Ether Surges To 11-Month High Despite $2B In Pending Withdrawals
Staking Deposits Outpace Withdrawals On FridayMarkets
Ethereum’s long-awaited Shapella upgrade went over a day ago, yet there are no signs of the havoc some analysts predicted would ensue once staked Ether could be withdrawn.
Ether defied expectations that a sudden flood of post-Shapella selling pressure could drive down the asset’s price, rallying 10.5% in the 24 hours following the upgrade. ETH last changed hands for $2,100, its highest level in 11 months.
Ethereum’s bullish price action came in spite of the network processing a meaningful number of withdrawals, with 110,525validators removing 221,253 ETH ($445.6M) since the upgrade, according to Beaconcha.in. Staked Ether withdrawals were activated as part of Thursday’s Shapella upgrade, roughly 28 months after staking first launched.
Meanwhile, deposits surged Friday and began to outpace withdrawals, according to Nansen, though the total amount of staked ETH remains below its pre-Shapella high.
“It seems like we’re reaching a kind of equilibrium faster than expected,” Nansen analyst Andrew Thurman told The Defiant. “There are still very high net withdrawals, but the withdrawals are slowing in pace, and deposits are still coming in pretty hot. I expected that process to take weeks, maybe even months, and it looks like we’re heading towards supply hitting a sort of trench and maybe even picking up again sooner than anticipated.”
According to Token Unlocks, 330,310 validators are waiting to make partial withdrawals, while 18,640 will entirely exit their positions, equating to 974,700 ETH ($2B) currently in the queue.
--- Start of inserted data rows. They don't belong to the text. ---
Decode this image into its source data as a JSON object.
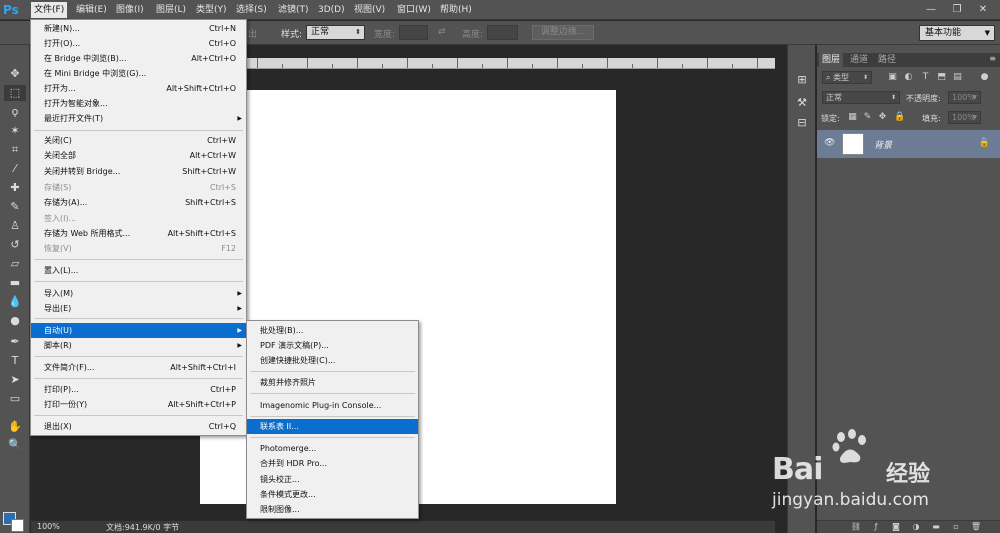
{
  "app": {
    "logo": "Ps"
  },
  "menubar": {
    "items": [
      {
        "label": "文件(F)",
        "active": true
      },
      {
        "label": "编辑(E)"
      },
      {
        "label": "图像(I)"
      },
      {
        "label": "图层(L)"
      },
      {
        "label": "类型(Y)"
      },
      {
        "label": "选择(S)"
      },
      {
        "label": "滤镜(T)"
      },
      {
        "label": "3D(D)"
      },
      {
        "label": "视图(V)"
      },
      {
        "label": "窗口(W)"
      },
      {
        "label": "帮助(H)"
      }
    ],
    "window_buttons": [
      "—",
      "❐",
      "✕"
    ]
  },
  "options_bar": {
    "feather_suffix": "出",
    "style_label": "样式:",
    "style_value": "正常",
    "width_label": "宽度:",
    "height_label": "高度:",
    "refine_edge_label": "调整边缘...",
    "workspace_value": "基本功能"
  },
  "file_menu": {
    "items": [
      {
        "label": "新建(N)...",
        "shortcut": "Ctrl+N"
      },
      {
        "label": "打开(O)...",
        "shortcut": "Ctrl+O"
      },
      {
        "label": "在 Bridge 中浏览(B)...",
        "shortcut": "Alt+Ctrl+O"
      },
      {
        "label": "在 Mini Bridge 中浏览(G)...",
        "shortcut": ""
      },
      {
        "label": "打开为...",
        "shortcut": "Alt+Shift+Ctrl+O"
      },
      {
        "label": "打开为智能对象...",
        "shortcut": ""
      },
      {
        "label": "最近打开文件(T)",
        "shortcut": "",
        "submenu": true
      },
      {
        "label": "关闭(C)",
        "shortcut": "Ctrl+W"
      },
      {
        "label": "关闭全部",
        "shortcut": "Alt+Ctrl+W"
      },
      {
        "label": "关闭并转到 Bridge...",
        "shortcut": "Shift+Ctrl+W"
      },
      {
        "label": "存储(S)",
        "shortcut": "Ctrl+S",
        "disabled": true
      },
      {
        "label": "存储为(A)...",
        "shortcut": "Shift+Ctrl+S"
      },
      {
        "label": "签入(I)...",
        "shortcut": "",
        "disabled": true
      },
      {
        "label": "存储为 Web 所用格式...",
        "shortcut": "Alt+Shift+Ctrl+S"
      },
      {
        "label": "恢复(V)",
        "shortcut": "F12",
        "disabled": true
      },
      {
        "label": "置入(L)...",
        "shortcut": ""
      },
      {
        "label": "导入(M)",
        "shortcut": "",
        "submenu": true
      },
      {
        "label": "导出(E)",
        "shortcut": "",
        "submenu": true
      },
      {
        "label": "自动(U)",
        "shortcut": "",
        "submenu": true,
        "highlighted": true
      },
      {
        "label": "脚本(R)",
        "shortcut": "",
        "submenu": true
      },
      {
        "label": "文件简介(F)...",
        "shortcut": "Alt+Shift+Ctrl+I"
      },
      {
        "label": "打印(P)...",
        "shortcut": "Ctrl+P"
      },
      {
        "label": "打印一份(Y)",
        "shortcut": "Alt+Shift+Ctrl+P"
      },
      {
        "label": "退出(X)",
        "shortcut": "Ctrl+Q"
      }
    ]
  },
  "automate_menu": {
    "items": [
      {
        "label": "批处理(B)..."
      },
      {
        "label": "PDF 演示文稿(P)..."
      },
      {
        "label": "创建快捷批处理(C)..."
      },
      {
        "label": "裁剪并修齐照片"
      },
      {
        "label": "Imagenomic Plug-in Console..."
      },
      {
        "label": "联系表 II...",
        "highlighted": true
      },
      {
        "label": "Photomerge..."
      },
      {
        "label": "合并到 HDR Pro..."
      },
      {
        "label": "镜头校正..."
      },
      {
        "label": "条件模式更改..."
      },
      {
        "label": "限制图像..."
      }
    ]
  },
  "status_bar": {
    "zoom": "100%",
    "doc_info": "文档:941.9K/0 字节"
  },
  "layers_panel": {
    "tabs": [
      "图层",
      "通道",
      "路径"
    ],
    "active_tab": 0,
    "filter_value": "类型",
    "blend_mode": "正常",
    "opacity_label": "不透明度:",
    "opacity_value": "100%",
    "lock_label": "锁定:",
    "fill_label": "填充:",
    "fill_value": "100%",
    "layer_name": "背景"
  },
  "watermark": {
    "brand": "Bai",
    "brand_cn": "经验",
    "url": "jingyan.baidu.com"
  },
  "colors": {
    "accent_highlight": "#0a6ecf",
    "foreground_swatch": "#2d6eb0",
    "ps_logo": "#2fa3f5",
    "selected_layer": "#6c7c94"
  }
}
Withdrawals are limited to 1,800 daily, or around 58,000 ETH, slowing the rate at which validators can exit.
Kraken, the centralized exchange that agreed to wind down its custodial staking service after settling a lawsuit from the U.S. Securities and Exchange Commission in February, accounts for 63% of pending withdrawals.
Validators Withdraw To Re-stake Rewards
Data from Token Unlocks shows that 95% of withdrawn ETH comprised accumulated rewards as of Thursday evening New York time, meaning just 5% of stakers pulled out their initial deposits.
Darren Langley, general manager of Rocket Pool, told The Defiant that many validators would withdraw their accumulated Ether rewards with the intention of staking the coins to earn additional yield after Shapella’s activation.
“While there may be some short-term selling pressure in the market, it is likely that the majority of operators will choose to re-stake,” he said.
Langley added that validators might also choose to sell off a portion of their rewards to cover their tax obligations.
Mark Monfort, the director of web3 venture firm, NotCentralised, was skeptical of the theory that Ethereum stakers would exit en masse, arguing that many stakers deposited Ether at higher prices and were unwilling to realize a loss.
“With the current price of Ether lower than when many users staked their funds, it’s also possible that these holders may not want to sell at a loss, which could limit the impact on the market,” Montfort told The Defiant.
According to Dune Analytics, 70% of ETH stakers paid above the current price of Ether to accumulate their stake. However, when factoring in accrued rewards, 48% of stakers remain unprofitable.
The average price staked Ether was purchased for is $2,136, according to Nansen.
Thurman doesn’t think sell pressure will surge in the event the Ether rallies past $2,136.
“Because a lot of retail investors were staking via LSDs [such as Lido], they sort of already had the chance to sell” by selling liquid staking derivatives like stETH or rETH, he said. “But it is possible some of these larger institutional players might keep an eye on that number.”